Brant A. Gardner argues that "gold and silver" is an idiom conveying the meaning of "everything necessary," and should not be taken literally.

Brant A. Gardner

Brant A. Gardner, Second Witness: Analytical and Contextual Commentary on the Book of Mormon, 6 vols. (Salt Lake City: Greg Kofford Books, 2007), 4: 266-67

Greg Kofford Books
Brant A. Gardner
Reading Public

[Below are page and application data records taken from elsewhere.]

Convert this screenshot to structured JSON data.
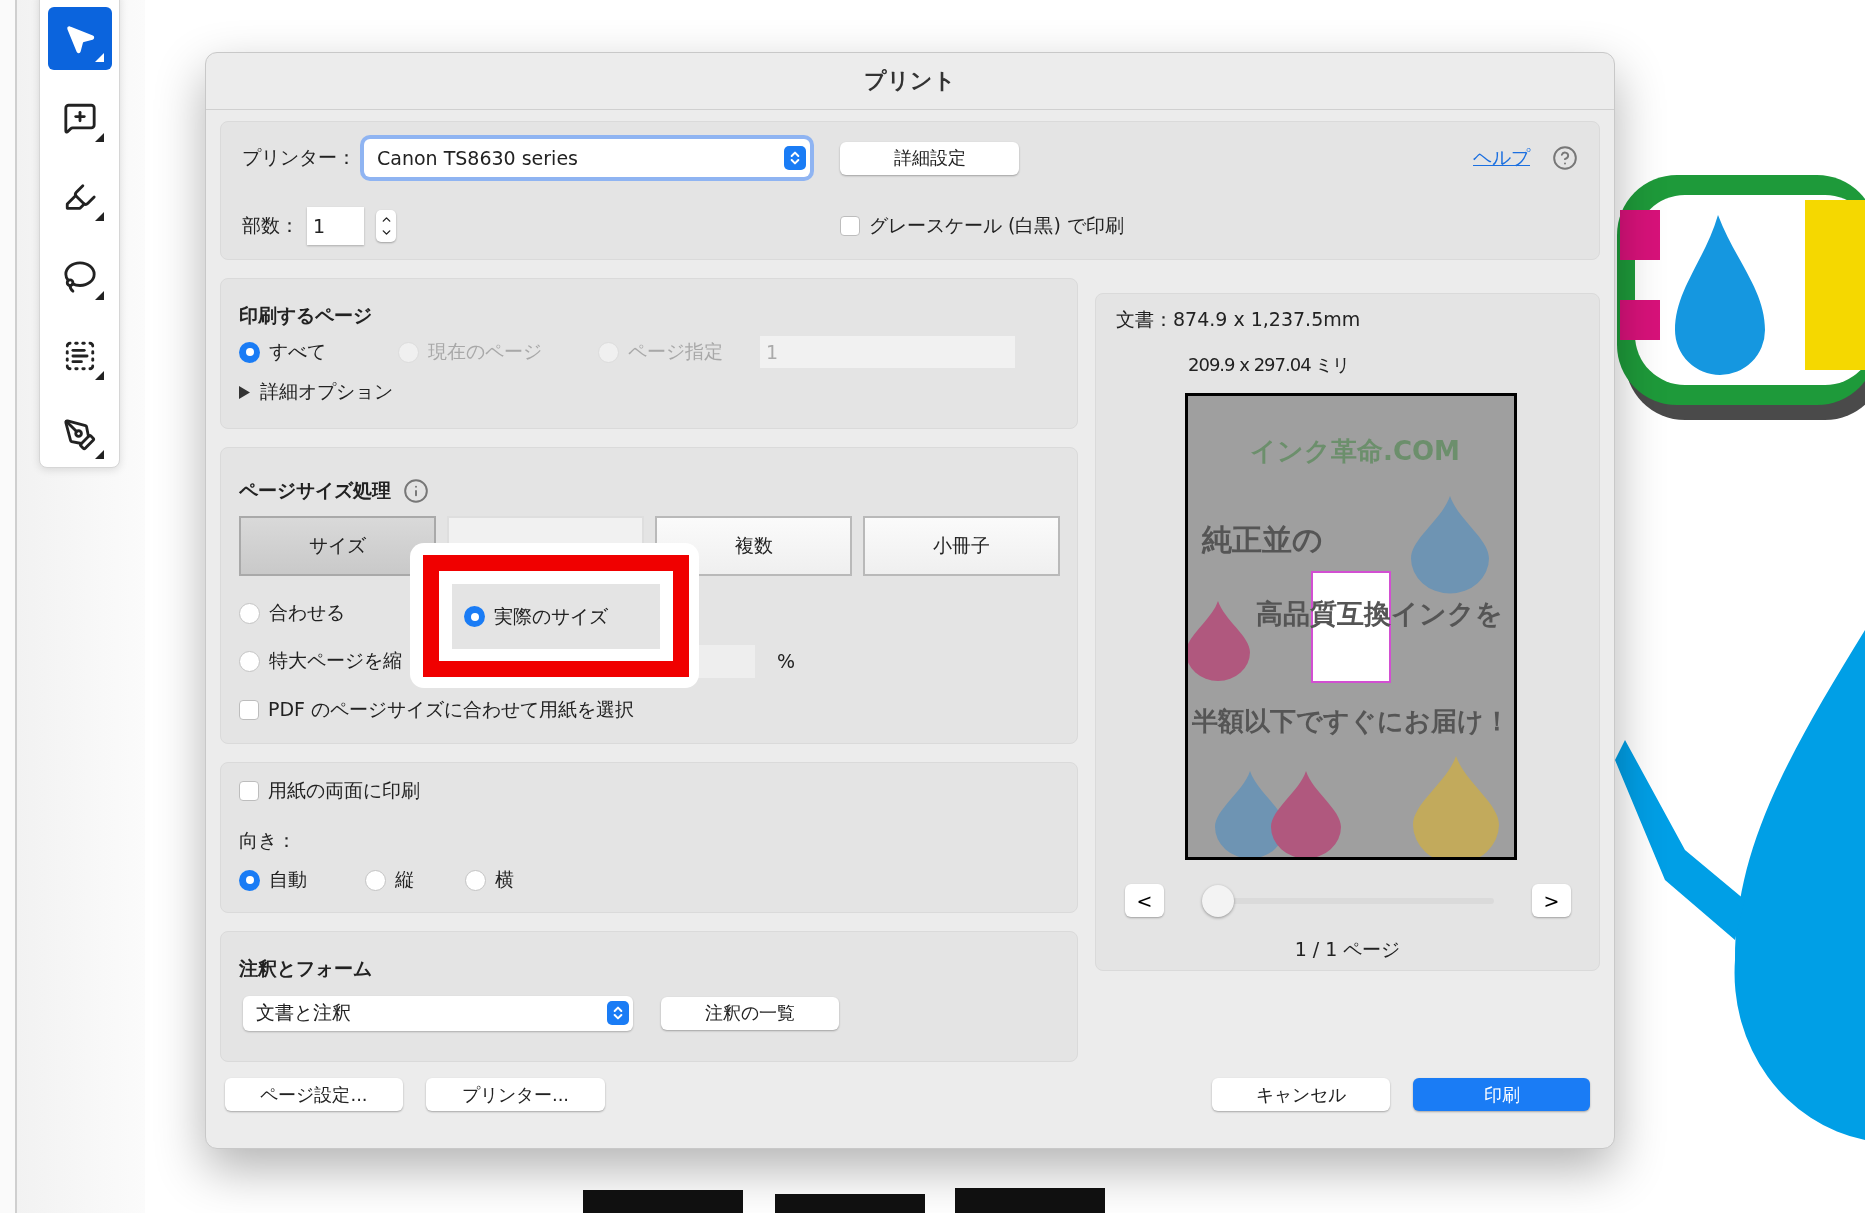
{
  "toolbar": {
    "tools": [
      {
        "kind": "select",
        "selected": true
      },
      {
        "kind": "comment",
        "selected": false
      },
      {
        "kind": "highlight",
        "selected": false
      },
      {
        "kind": "draw",
        "selected": false
      },
      {
        "kind": "textbox",
        "selected": false
      },
      {
        "kind": "sign",
        "selected": false
      }
    ]
  },
  "print_dialog": {
    "title": "プリント",
    "printer": {
      "label": "プリンター：",
      "value": "Canon TS8630 series"
    },
    "properties_button": "詳細設定",
    "help_link": "ヘルプ",
    "copies": {
      "label": "部数：",
      "value": "1"
    },
    "grayscale": {
      "label": "グレースケール (白黒) で印刷",
      "checked": false
    },
    "pages": {
      "title": "印刷するページ",
      "options": [
        {
          "label": "すべて",
          "selected": true,
          "disabled": false
        },
        {
          "label": "現在のページ",
          "selected": false,
          "disabled": true
        },
        {
          "label": "ページ指定",
          "selected": false,
          "disabled": true
        }
      ],
      "range_field": {
        "value": "1",
        "disabled": true
      },
      "more_options": {
        "label": "詳細オプション",
        "expanded": false
      }
    },
    "page_sizing": {
      "title": "ページサイズ処理",
      "tabs": [
        {
          "label": "サイズ",
          "selected": true
        },
        {
          "selected": false
        },
        {
          "label": "複数",
          "selected": false
        },
        {
          "label": "小冊子",
          "selected": false
        }
      ],
      "options": [
        {
          "label": "合わせる",
          "selected": false,
          "highlighted": false
        },
        {
          "label": "実際のサイズ",
          "selected": true,
          "highlighted": true
        },
        {
          "label": "特大ページを縮",
          "selected": false,
          "highlighted": false
        }
      ],
      "percent_unit": "%",
      "pdf_paper": {
        "label": "PDF のページサイズに合わせて用紙を選択",
        "checked": false
      }
    },
    "duplex": {
      "label": "用紙の両面に印刷",
      "checked": false
    },
    "orientation": {
      "label": "向き：",
      "options": [
        {
          "label": "自動",
          "selected": true
        },
        {
          "label": "縦",
          "selected": false
        },
        {
          "label": "横",
          "selected": false
        }
      ]
    },
    "annotations": {
      "title": "注釈とフォーム",
      "select": "文書と注釈",
      "summary_button": "注釈の一覧"
    },
    "preview": {
      "document_size": "文書：874.9 x 1,237.5mm",
      "paper_size": "209.9 x 297.04 ミリ",
      "page_texts": [
        "インク革命.COM",
        "純正並の",
        "高品質互換インクを",
        "半額以下ですぐにお届け！"
      ],
      "prev_button": "<",
      "next_button": ">",
      "slider": {
        "level": 0
      },
      "page_count": "1 / 1 ページ"
    },
    "footer": {
      "page_setup": "ページ設定...",
      "printer": "プリンター...",
      "cancel": "キャンセル",
      "print": "印刷"
    }
  }
}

Mormon further characterizes the Lamanites as greedy: “their hearts were set upon riches, or upon gold and silver, and precious stones.” Mesoamerican tribute lists include gold and silver. When they include precious stones, it was typically jade (semi-precious) rather than the Western precious stones as emeralds, rubies, and diamonds. The Book of Mormon frequently mentions “gold and silver” as a synonym for desiring wealth. Mesoamerican cultures did not value either gold or silver as highly as Westerners who explored, conquered, looted, and plundered in the search of those meals . . . I hypothesize that “gold and silver” is a phrase with an idiomatic, rather than literal, meaning—in this case, greed for wealth. A parallel English expression is acquiring a property “lock, stock, and barrel.” Someone has purchased real estate and all that is on it including buildings and natural resources. However, the idiom did not originally apply to land at all, but rather to parts of a rifle.

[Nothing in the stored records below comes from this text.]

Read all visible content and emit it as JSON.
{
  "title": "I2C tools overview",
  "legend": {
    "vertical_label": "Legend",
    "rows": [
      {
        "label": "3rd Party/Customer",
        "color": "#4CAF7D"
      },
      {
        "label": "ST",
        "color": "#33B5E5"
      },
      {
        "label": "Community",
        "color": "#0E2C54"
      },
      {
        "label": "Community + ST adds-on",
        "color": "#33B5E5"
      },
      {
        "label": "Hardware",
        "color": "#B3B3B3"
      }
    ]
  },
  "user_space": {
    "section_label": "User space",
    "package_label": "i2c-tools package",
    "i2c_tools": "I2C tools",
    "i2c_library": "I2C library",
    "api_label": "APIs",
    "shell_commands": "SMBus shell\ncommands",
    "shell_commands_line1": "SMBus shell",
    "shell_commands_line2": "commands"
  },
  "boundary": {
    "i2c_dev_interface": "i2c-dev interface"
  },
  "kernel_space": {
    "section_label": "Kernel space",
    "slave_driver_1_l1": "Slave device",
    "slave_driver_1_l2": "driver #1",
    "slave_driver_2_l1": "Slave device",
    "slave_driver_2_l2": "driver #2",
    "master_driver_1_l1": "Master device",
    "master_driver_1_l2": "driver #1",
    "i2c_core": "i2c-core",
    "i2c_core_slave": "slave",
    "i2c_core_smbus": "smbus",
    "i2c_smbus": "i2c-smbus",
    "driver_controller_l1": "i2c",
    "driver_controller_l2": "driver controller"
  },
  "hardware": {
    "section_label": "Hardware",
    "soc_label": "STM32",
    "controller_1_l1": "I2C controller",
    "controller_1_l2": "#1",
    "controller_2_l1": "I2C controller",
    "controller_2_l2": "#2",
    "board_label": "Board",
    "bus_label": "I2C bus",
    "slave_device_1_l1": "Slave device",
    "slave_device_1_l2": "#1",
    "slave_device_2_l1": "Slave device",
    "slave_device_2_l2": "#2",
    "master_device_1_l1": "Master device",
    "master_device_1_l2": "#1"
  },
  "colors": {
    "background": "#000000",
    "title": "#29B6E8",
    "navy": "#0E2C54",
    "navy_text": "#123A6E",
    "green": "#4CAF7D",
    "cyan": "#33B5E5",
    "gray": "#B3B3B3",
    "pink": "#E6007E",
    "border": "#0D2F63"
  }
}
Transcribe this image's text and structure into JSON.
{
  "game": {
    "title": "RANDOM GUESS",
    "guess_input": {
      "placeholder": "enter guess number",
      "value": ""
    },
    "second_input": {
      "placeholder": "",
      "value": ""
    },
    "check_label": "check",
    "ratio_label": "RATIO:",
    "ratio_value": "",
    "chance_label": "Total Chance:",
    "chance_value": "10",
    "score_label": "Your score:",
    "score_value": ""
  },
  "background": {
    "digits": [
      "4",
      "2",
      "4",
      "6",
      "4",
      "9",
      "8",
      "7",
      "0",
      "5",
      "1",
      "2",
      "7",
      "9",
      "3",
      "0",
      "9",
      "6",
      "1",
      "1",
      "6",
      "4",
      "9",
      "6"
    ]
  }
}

Similarly, when we go to a sporting goods store to be outfitted for golf, we purchase “the whole enchilada.” Of course, golf clubs, balls, shoes, gloves, and cap have nothing to do with food, let alone Mexican food. The idiom has transcended its literal meaning to convey “everything necessary” to play golf. “Gold and silver” seems to have become a set phrase in the same way. I suspect that Joseph Smith introduced the phrase during his translation. However, I also suspect that John L. Sorenson would suggest that it might be part of the plate language, based on his reading of the linguistic labeling issue of Book of Mormon fauna where he and I have a similar difference of opinion.

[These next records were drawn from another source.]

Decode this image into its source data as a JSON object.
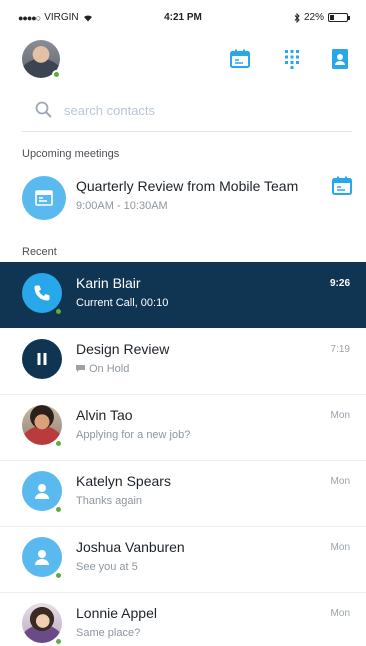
{
  "status_bar": {
    "carrier": "VIRGIN",
    "time": "4:21 PM",
    "battery": "22%",
    "battery_level": 0.22
  },
  "header": {
    "icons": [
      "meetings-calendar-icon",
      "dialpad-icon",
      "contacts-book-icon"
    ]
  },
  "search": {
    "placeholder": "search contacts",
    "value": ""
  },
  "upcoming": {
    "label": "Upcoming meetings",
    "meeting": {
      "title": "Quarterly Review from Mobile Team",
      "time": "9:00AM - 10:30AM"
    }
  },
  "recent": {
    "label": "Recent",
    "items": [
      {
        "name": "Karin Blair",
        "subtitle": "Current Call, 00:10",
        "when": "9:26",
        "kind": "active-call",
        "presence": "online"
      },
      {
        "name": "Design Review",
        "subtitle": "On Hold",
        "when": "7:19",
        "kind": "on-hold"
      },
      {
        "name": "Alvin Tao",
        "subtitle": "Applying for a new job?",
        "when": "Mon",
        "kind": "photo",
        "presence": "online"
      },
      {
        "name": "Katelyn Spears",
        "subtitle": "Thanks again",
        "when": "Mon",
        "kind": "generic",
        "presence": "online"
      },
      {
        "name": "Joshua Vanburen",
        "subtitle": "See you at 5",
        "when": "Mon",
        "kind": "generic",
        "presence": "online"
      },
      {
        "name": "Lonnie Appel",
        "subtitle": "Same place?",
        "when": "Mon",
        "kind": "photo",
        "presence": "online"
      }
    ]
  },
  "colors": {
    "accent": "#28a8ea",
    "active_row": "#0f3553",
    "presence_online": "#5dae3c"
  }
}
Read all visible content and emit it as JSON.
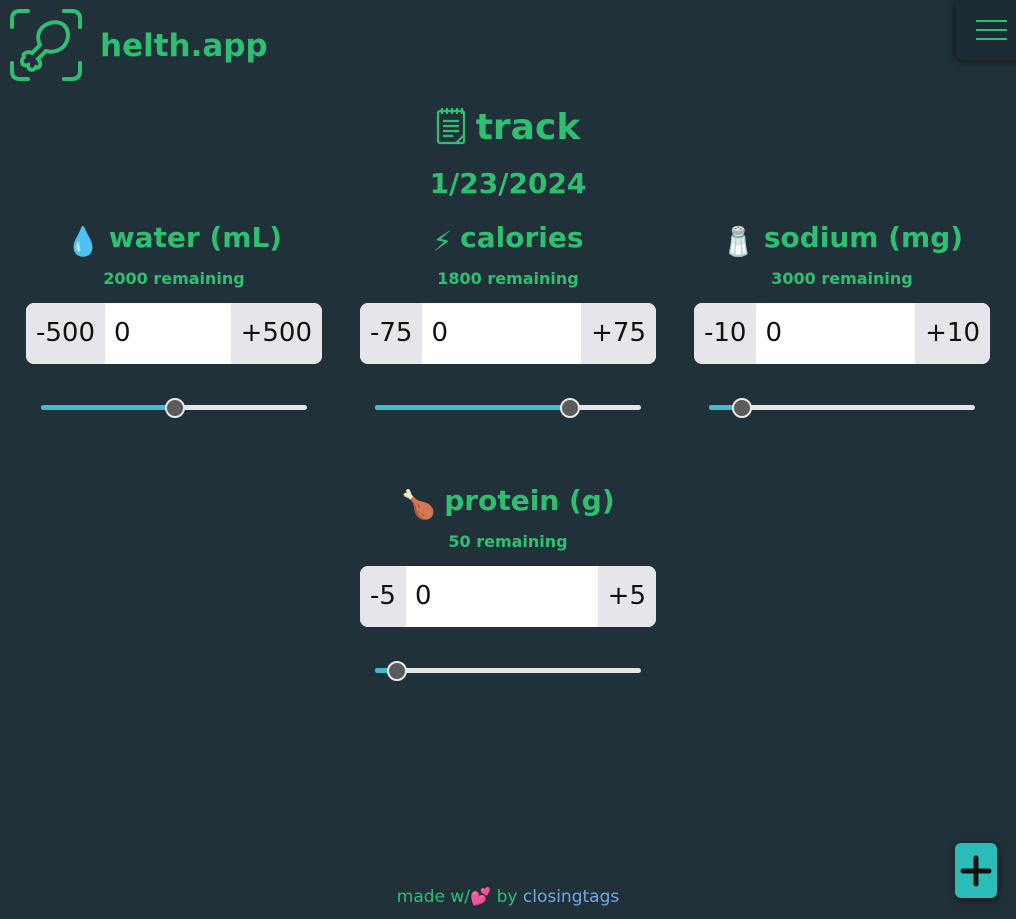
{
  "brand": {
    "name": "helth.app"
  },
  "menu": {
    "icon": "hamburger-icon"
  },
  "page": {
    "icon": "notepad-icon",
    "title": "track",
    "date": "1/23/2024"
  },
  "trackers": [
    {
      "emoji": "💧",
      "label": "water (mL)",
      "remaining": "2000 remaining",
      "decrement": "-500",
      "value": "0",
      "increment": "+500",
      "slider_level": 0.5
    },
    {
      "emoji": "⚡",
      "label": "calories",
      "remaining": "1800 remaining",
      "decrement": "-75",
      "value": "0",
      "increment": "+75",
      "slider_level": 0.73
    },
    {
      "emoji": "🧂",
      "label": "sodium (mg)",
      "remaining": "3000 remaining",
      "decrement": "-10",
      "value": "0",
      "increment": "+10",
      "slider_level": 0.12
    },
    {
      "emoji": "🍗",
      "label": "protein (g)",
      "remaining": "50 remaining",
      "decrement": "-5",
      "value": "0",
      "increment": "+5",
      "slider_level": 0.08
    }
  ],
  "footer": {
    "prefix": "made w/",
    "heart": "💕",
    "by": " by ",
    "link": "closingtags"
  },
  "fab": {
    "icon": "plus-icon"
  },
  "colors": {
    "background": "#21313a",
    "accent": "#2fbf71",
    "slider_fill": "#3fbccc",
    "fab": "#2bbcb7",
    "link": "#6ea9e6"
  }
}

Citations in Mormonr Qnas
Copyright © B. H. Roberts Foundation
The B. H. Roberts Foundation is not owned by, operated by, or affiliated with the Church of Jesus Christ of Latter-day Saints.